Kiwi scientists have had an up-close look at some of the strange creatures that inhabit the depths around the Kermadec Islands and some of them are likely to be new to science.

Of 236 species surveyed aboard the Niwa vessel Tangaroa, three had likely never been recorded, 20 were new to our vast Exclusive Economic Zone and 60 had never been found in the Kermadec region, about 800 kilometres northeast of New Zealand.

The 20-day journey took place late last year and was unique in bringing together scientific expertise in a range of disciplines from seven New Zealand organisations, enabling work to be undertaken from the intertidal zone of the islands down to 3000 metres deep, and from the surface of the ocean to the seafloor.

More than 250 invertebrate species were also provisionally identified, although many will be sent to experts in New Zealand and internationally for formal identification.


An important piece of sampling equipment was an underwater camera which was towed several metres above the sea floor to avoid disturbing habitats.

"We wanted to undertake the survey in the least disruptive way possible," Niwa fisheries scientist Dr Malcolm Clark said.

The expedition was the first time a dive team had operated from Tangaroa.

It meant surveys could be done of the shallow reef communities and inter-tidal area around several of the islands and rocks on the Kermadec Ridge.

Mouth rinse gives runners a kick

Endurance athletes looking to improve their times might consider swishing with a mouth rinse that contains a little sugar during their next performance.

Researchers at the University of Georgia have shown that endurance athletes who swished, but didn't ingest, a sucrose solution several times during a time trial significantly improved their running times compared to those who swished with only water.

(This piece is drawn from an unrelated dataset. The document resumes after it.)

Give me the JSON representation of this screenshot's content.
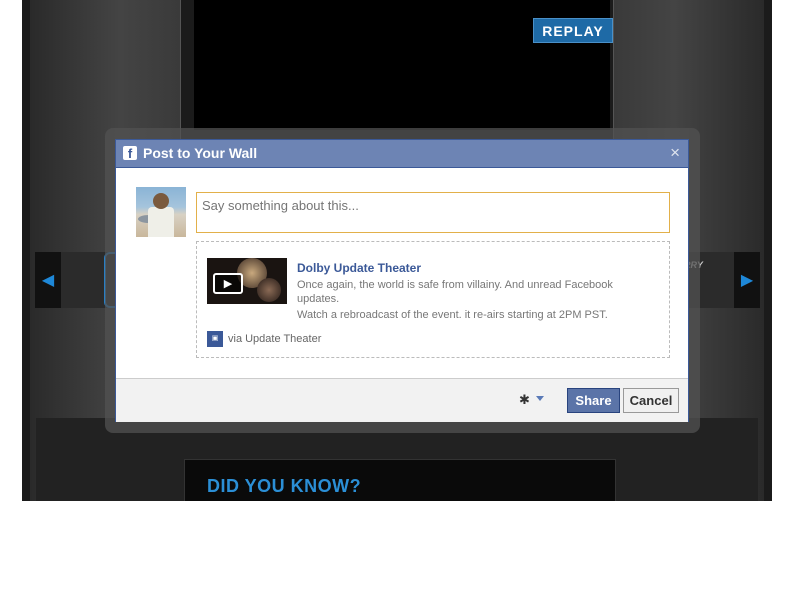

The sucrose solution, which was sweet-tasting but also provided a small amount of energy, is thought to boost endurance performance by stimulating "reward areas" in the brain related to motor control, researchers said.

On average, researchers noted about a 5 per cent improvement in time when the athletes swished with sucrose compared to water, the unsweetened control used in the study.

"It was surprising to us how drastic the improvement in times was," study leader Associate Professor Jamie Cooper said.

"These were endurance-trained individuals, so to see a 5 per cent improvement in performance, almost three minutes on average, was huge."

Associate Professor Jamie Cooper Photo / Cal Powell/University of Georgia
Associate Professor Jamie Cooper Photo / Cal Powell/University of Georgia

As part of the study, 16 endurance athletes (nine men and seven women) between the ages of 18 and 45 completed a 12.8km time trial on an indoor track, swishing and then spitting out a solution eight times during the run.

The athletes completed four time trials using a different mouth rinse each time: a sucrose, or table sugar, solution; a low-intensity sucralose, an artificial sweetener that provides no energy but tastes sweet; a high-intensity sucralose; and water.

Results indicated the presence of energy in the mouth rinse appeared necessary for improvements in time, as the artificial sweeteners did not improve performance more than water alone.

"It's more the presence of energy in the mouth rinse than it is the sweet taste," Cooper said.

"Sweet taste might have a small effect because we did have some trends for differences, but the energy definitely seems to be the main driving force behind it."

Coming soon: Stretchy tablets

Imagine an ultra-thin smart tablet that can be stretched easily from mini-size to extra large, a rubber band-like wrist monitor that measures your heartbeat, or wallpaper that can double as an electronic display.

These are some of the incredible potential applications of the stretchable smart fabric being developed by a group of US engineering researchers.

Because the material can be produced on a standard printer, it had a major potential cost advantage over current technologies that were expensive to manufacture.

"We can conceivably make the costs of producing flexible electronics comparable to the costs of printing newspapers," said Chuan Wang, an assistant professor of electrical and computer engineering leading the team at Michigan State University.

Chuan Wang, assistant professor of engineering at Michigan State University, displays the stretchable electronic material he and his research team developed in his lab. Photo / Kurt Stepnitz
Chuan Wang, assistant professor of engineering at Michigan State University, displays the stretchable electronic material he and his research team developed in his lab. Photo / Kurt Stepnitz

"Our work could soon lead to printed displays that can easily be stretched to larger sizes, as well as wearable electronics and soft robotics applications."

The smart fabric was made up of several materials fabricated from nanomaterials and organic compounds.

These compounds are dissolved in solution to produce different electronic inks, which were run through the printer to make the devices.

From the ink, Wang and his team successfully created the elastic material, the circuit and the organic light-emitting diode (OLED).

The next step was combining the circuit and OLED into a single pixel, which Wang estimated will take one to two years.

There were generally millions of pixels just underneath the screen of a smart tablet or a large display.

Once the researchers successfully combined the circuit and OLED into a working pixel, the smart fabric could be potentially commercialised.

Conceivably, Wang said, the stretchable electronic fabric could be folded and put in one's pocket without breaking.